● **What you have to do**
Check each line of the material below for "choose", then copy the ones that contain it.

● **Source data**

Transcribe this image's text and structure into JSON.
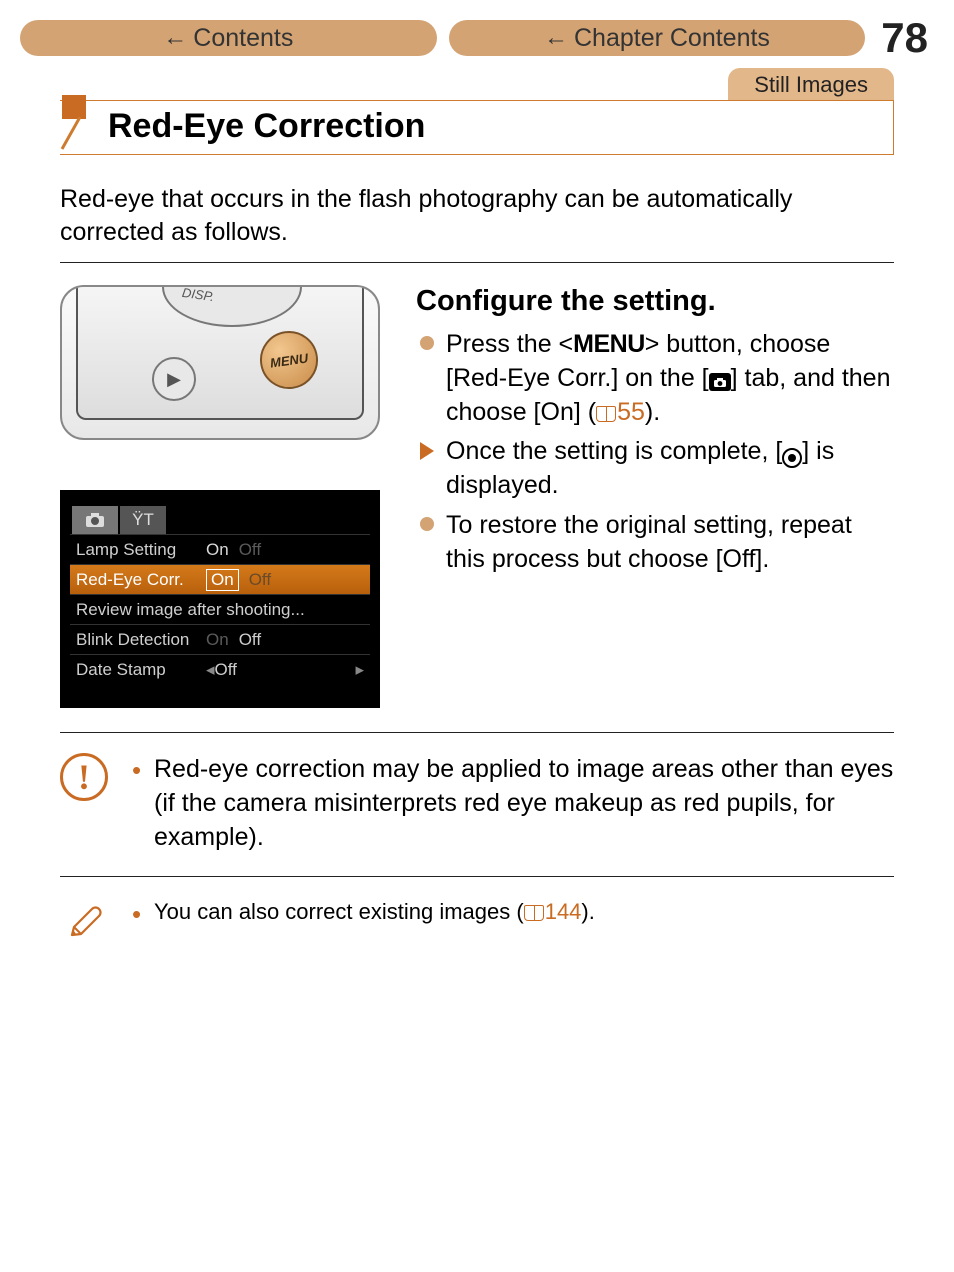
{
  "header": {
    "contents_label": "Contents",
    "chapter_contents_label": "Chapter Contents",
    "page_number": "78"
  },
  "tag": "Still Images",
  "title": "Red-Eye Correction",
  "intro": "Red-eye that occurs in the flash photography can be automatically corrected as follows.",
  "camera_illustration": {
    "menu_label": "MENU",
    "disp_label": "DISP.",
    "play_glyph": "▶"
  },
  "menu_screen": {
    "tabs": {
      "camera": "📷",
      "tools": "ŸT"
    },
    "rows": [
      {
        "label": "Lamp Setting",
        "on": "On",
        "off": "Off",
        "highlight": false
      },
      {
        "label": "Red-Eye Corr.",
        "on": "On",
        "off": "Off",
        "highlight": true
      },
      {
        "label": "Review image after shooting...",
        "on": "",
        "off": "",
        "highlight": false
      },
      {
        "label": "Blink Detection",
        "on": "On",
        "off": "Off",
        "highlight": false
      },
      {
        "label": "Date Stamp",
        "on": "",
        "off": "Off",
        "highlight": false,
        "arrow": true
      }
    ]
  },
  "right": {
    "heading": "Configure the setting.",
    "b1_a": "Press the <",
    "b1_menu": "MENU",
    "b1_b": "> button, choose [Red-Eye Corr.] on the [",
    "b1_c": "] tab, and then choose [On] (",
    "b1_ref": "55",
    "b1_d": ").",
    "b2_a": "Once the setting is complete, [",
    "b2_b": "] is displayed.",
    "b3": "To restore the original setting, repeat this process but choose [Off]."
  },
  "warning": "Red-eye correction may be applied to image areas other than eyes (if the camera misinterprets red eye makeup as red pupils, for example).",
  "tip_a": "You can also correct existing images (",
  "tip_ref": "144",
  "tip_b": ")."
}
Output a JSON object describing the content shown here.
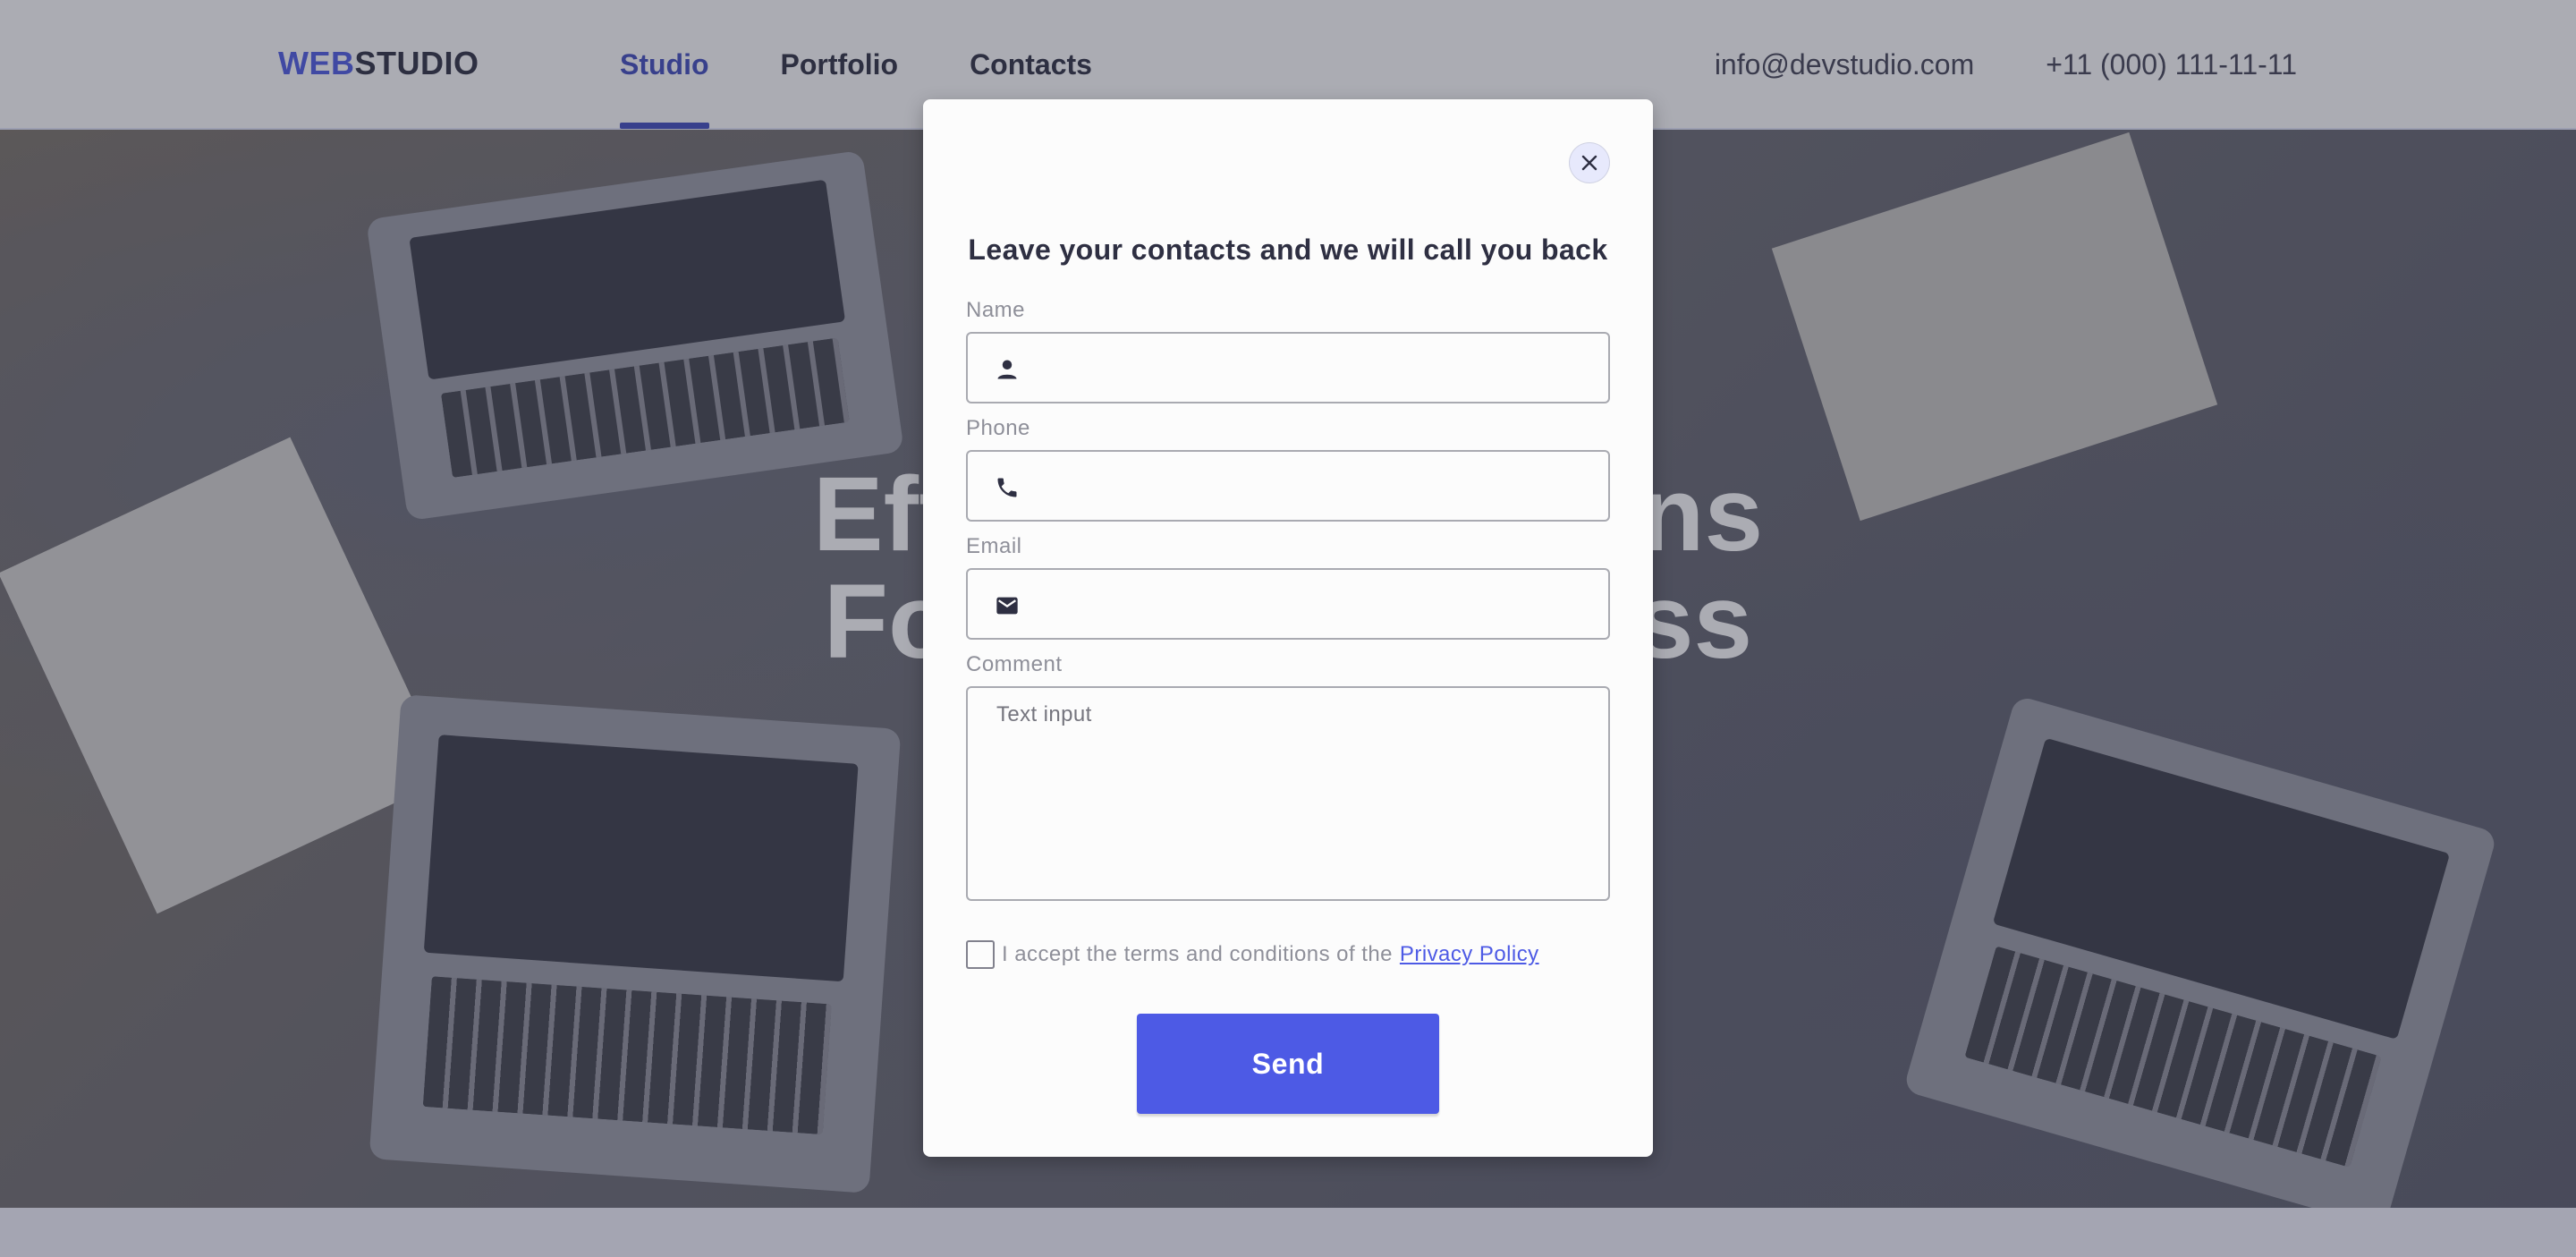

● **Response to this exercise**
    "b1_b": "> button, choose [Red-Eye Corr.] on the [",
    "b1_c": "] tab, and then choose [On] (",
    "b3": "To restore the original setting, repeat this process but choose [Off]."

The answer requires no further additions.